→ WHAT THE EXERCISE ASKS: Repeat verbatim what the listing holds, but not its pictures.

→ RECORDED INFORMATION:
* * *

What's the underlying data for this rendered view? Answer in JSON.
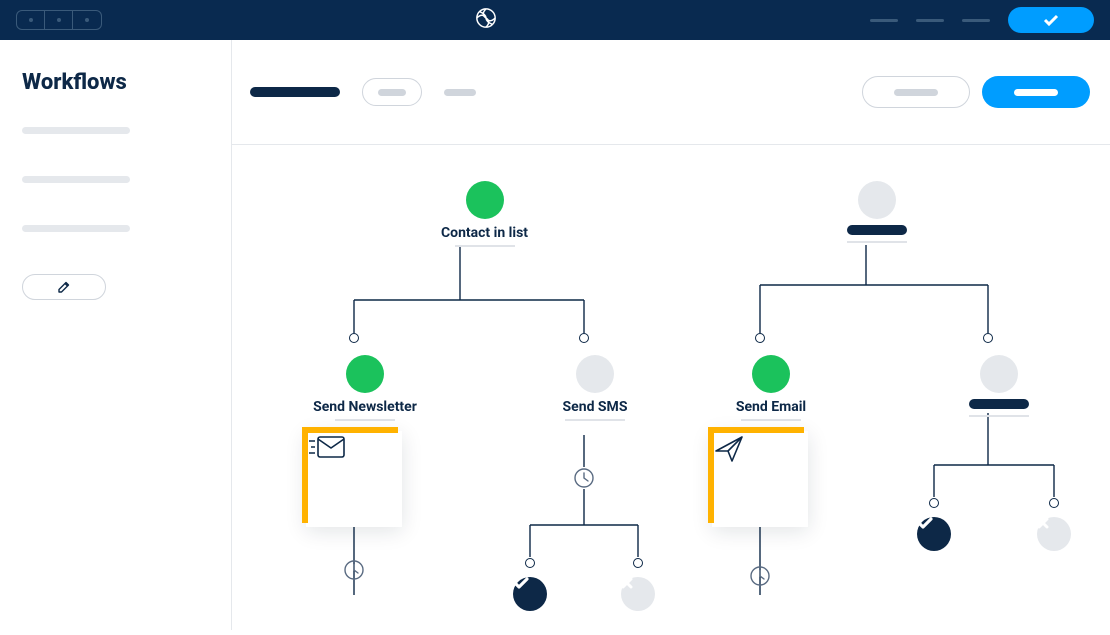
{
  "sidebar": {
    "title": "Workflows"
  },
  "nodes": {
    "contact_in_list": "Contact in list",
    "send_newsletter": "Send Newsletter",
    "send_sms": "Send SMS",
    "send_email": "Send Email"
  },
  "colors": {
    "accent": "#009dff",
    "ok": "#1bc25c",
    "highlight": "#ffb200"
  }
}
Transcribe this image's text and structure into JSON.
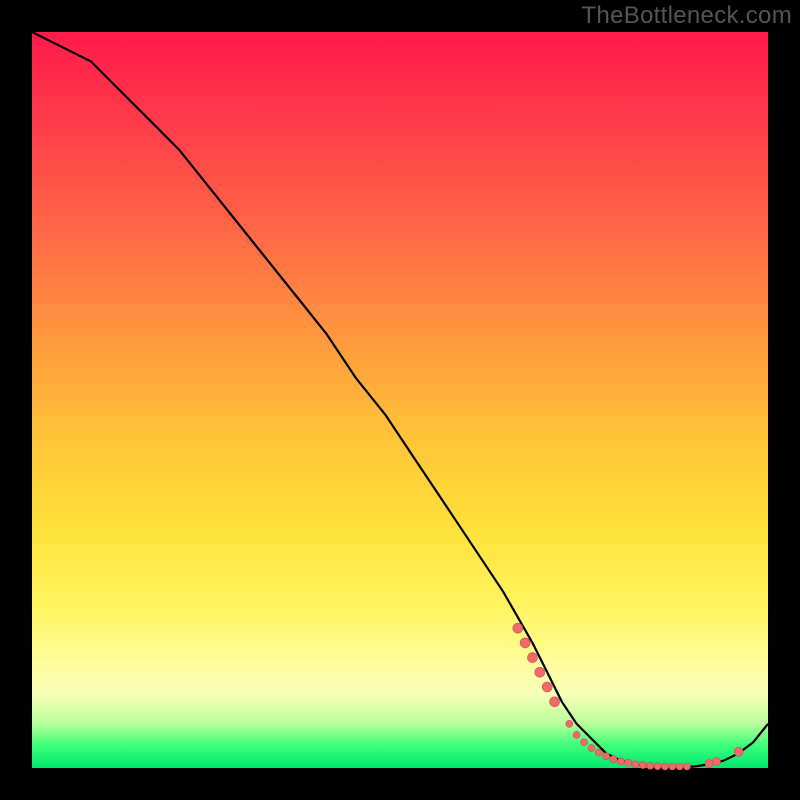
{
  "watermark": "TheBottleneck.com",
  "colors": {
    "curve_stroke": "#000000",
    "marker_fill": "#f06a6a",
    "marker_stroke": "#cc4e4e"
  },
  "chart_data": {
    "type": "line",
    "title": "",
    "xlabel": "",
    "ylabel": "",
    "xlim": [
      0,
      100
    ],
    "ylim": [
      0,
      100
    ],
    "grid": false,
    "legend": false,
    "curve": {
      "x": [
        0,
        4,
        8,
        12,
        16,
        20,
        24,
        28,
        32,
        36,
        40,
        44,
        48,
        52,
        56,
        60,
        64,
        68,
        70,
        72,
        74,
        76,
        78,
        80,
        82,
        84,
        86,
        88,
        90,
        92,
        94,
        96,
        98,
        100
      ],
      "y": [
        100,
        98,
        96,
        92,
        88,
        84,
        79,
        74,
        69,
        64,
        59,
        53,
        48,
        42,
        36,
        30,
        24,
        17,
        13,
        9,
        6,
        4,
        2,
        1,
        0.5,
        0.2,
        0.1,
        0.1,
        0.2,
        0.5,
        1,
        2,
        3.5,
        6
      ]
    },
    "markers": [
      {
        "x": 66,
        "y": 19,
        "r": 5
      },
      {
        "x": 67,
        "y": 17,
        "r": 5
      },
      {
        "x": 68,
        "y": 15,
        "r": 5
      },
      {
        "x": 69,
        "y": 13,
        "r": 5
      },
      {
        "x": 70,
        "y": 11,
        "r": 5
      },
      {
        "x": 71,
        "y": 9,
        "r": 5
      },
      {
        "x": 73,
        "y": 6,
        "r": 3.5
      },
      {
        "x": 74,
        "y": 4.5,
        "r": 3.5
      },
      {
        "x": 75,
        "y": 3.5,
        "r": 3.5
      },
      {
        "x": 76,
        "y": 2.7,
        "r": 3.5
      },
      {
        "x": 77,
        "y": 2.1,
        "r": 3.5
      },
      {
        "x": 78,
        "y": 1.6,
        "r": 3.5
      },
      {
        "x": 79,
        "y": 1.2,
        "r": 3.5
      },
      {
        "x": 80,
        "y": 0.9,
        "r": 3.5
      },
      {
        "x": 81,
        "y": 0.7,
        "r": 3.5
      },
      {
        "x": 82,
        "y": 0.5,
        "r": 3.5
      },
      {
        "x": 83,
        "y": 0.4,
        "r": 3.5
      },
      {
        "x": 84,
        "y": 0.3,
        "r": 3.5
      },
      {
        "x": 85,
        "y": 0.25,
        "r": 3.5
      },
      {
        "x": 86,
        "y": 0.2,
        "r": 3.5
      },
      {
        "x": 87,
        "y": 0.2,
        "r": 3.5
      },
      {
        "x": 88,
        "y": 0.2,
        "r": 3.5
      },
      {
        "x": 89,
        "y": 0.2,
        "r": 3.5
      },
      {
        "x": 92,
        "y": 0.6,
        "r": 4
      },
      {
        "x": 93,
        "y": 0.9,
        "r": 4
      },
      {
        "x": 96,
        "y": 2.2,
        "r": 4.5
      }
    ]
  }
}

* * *

→ ANSWER TO THE PROBLEM:
What's the underlying data for this rendered view? Answer in JSON.
{
  "sidebar": {
    "title": "Workflows"
  },
  "nodes": {
    "contact_in_list": "Contact in list",
    "send_newsletter": "Send Newsletter",
    "send_sms": "Send SMS",
    "send_email": "Send Email"
  },
  "colors": {
    "accent": "#009dff",
    "ok": "#1bc25c",
    "highlight": "#ffb200"
  }
}
Transcribe this image's text and structure into JSON.
{
  "watermark": "TheBottleneck.com",
  "colors": {
    "curve_stroke": "#000000",
    "marker_fill": "#f06a6a",
    "marker_stroke": "#cc4e4e"
  },
  "chart_data": {
    "type": "line",
    "title": "",
    "xlabel": "",
    "ylabel": "",
    "xlim": [
      0,
      100
    ],
    "ylim": [
      0,
      100
    ],
    "grid": false,
    "legend": false,
    "curve": {
      "x": [
        0,
        4,
        8,
        12,
        16,
        20,
        24,
        28,
        32,
        36,
        40,
        44,
        48,
        52,
        56,
        60,
        64,
        68,
        70,
        72,
        74,
        76,
        78,
        80,
        82,
        84,
        86,
        88,
        90,
        92,
        94,
        96,
        98,
        100
      ],
      "y": [
        100,
        98,
        96,
        92,
        88,
        84,
        79,
        74,
        69,
        64,
        59,
        53,
        48,
        42,
        36,
        30,
        24,
        17,
        13,
        9,
        6,
        4,
        2,
        1,
        0.5,
        0.2,
        0.1,
        0.1,
        0.2,
        0.5,
        1,
        2,
        3.5,
        6
      ]
    },
    "markers": [
      {
        "x": 66,
        "y": 19,
        "r": 5
      },
      {
        "x": 67,
        "y": 17,
        "r": 5
      },
      {
        "x": 68,
        "y": 15,
        "r": 5
      },
      {
        "x": 69,
        "y": 13,
        "r": 5
      },
      {
        "x": 70,
        "y": 11,
        "r": 5
      },
      {
        "x": 71,
        "y": 9,
        "r": 5
      },
      {
        "x": 73,
        "y": 6,
        "r": 3.5
      },
      {
        "x": 74,
        "y": 4.5,
        "r": 3.5
      },
      {
        "x": 75,
        "y": 3.5,
        "r": 3.5
      },
      {
        "x": 76,
        "y": 2.7,
        "r": 3.5
      },
      {
        "x": 77,
        "y": 2.1,
        "r": 3.5
      },
      {
        "x": 78,
        "y": 1.6,
        "r": 3.5
      },
      {
        "x": 79,
        "y": 1.2,
        "r": 3.5
      },
      {
        "x": 80,
        "y": 0.9,
        "r": 3.5
      },
      {
        "x": 81,
        "y": 0.7,
        "r": 3.5
      },
      {
        "x": 82,
        "y": 0.5,
        "r": 3.5
      },
      {
        "x": 83,
        "y": 0.4,
        "r": 3.5
      },
      {
        "x": 84,
        "y": 0.3,
        "r": 3.5
      },
      {
        "x": 85,
        "y": 0.25,
        "r": 3.5
      },
      {
        "x": 86,
        "y": 0.2,
        "r": 3.5
      },
      {
        "x": 87,
        "y": 0.2,
        "r": 3.5
      },
      {
        "x": 88,
        "y": 0.2,
        "r": 3.5
      },
      {
        "x": 89,
        "y": 0.2,
        "r": 3.5
      },
      {
        "x": 92,
        "y": 0.6,
        "r": 4
      },
      {
        "x": 93,
        "y": 0.9,
        "r": 4
      },
      {
        "x": 96,
        "y": 2.2,
        "r": 4.5
      }
    ]
  }
}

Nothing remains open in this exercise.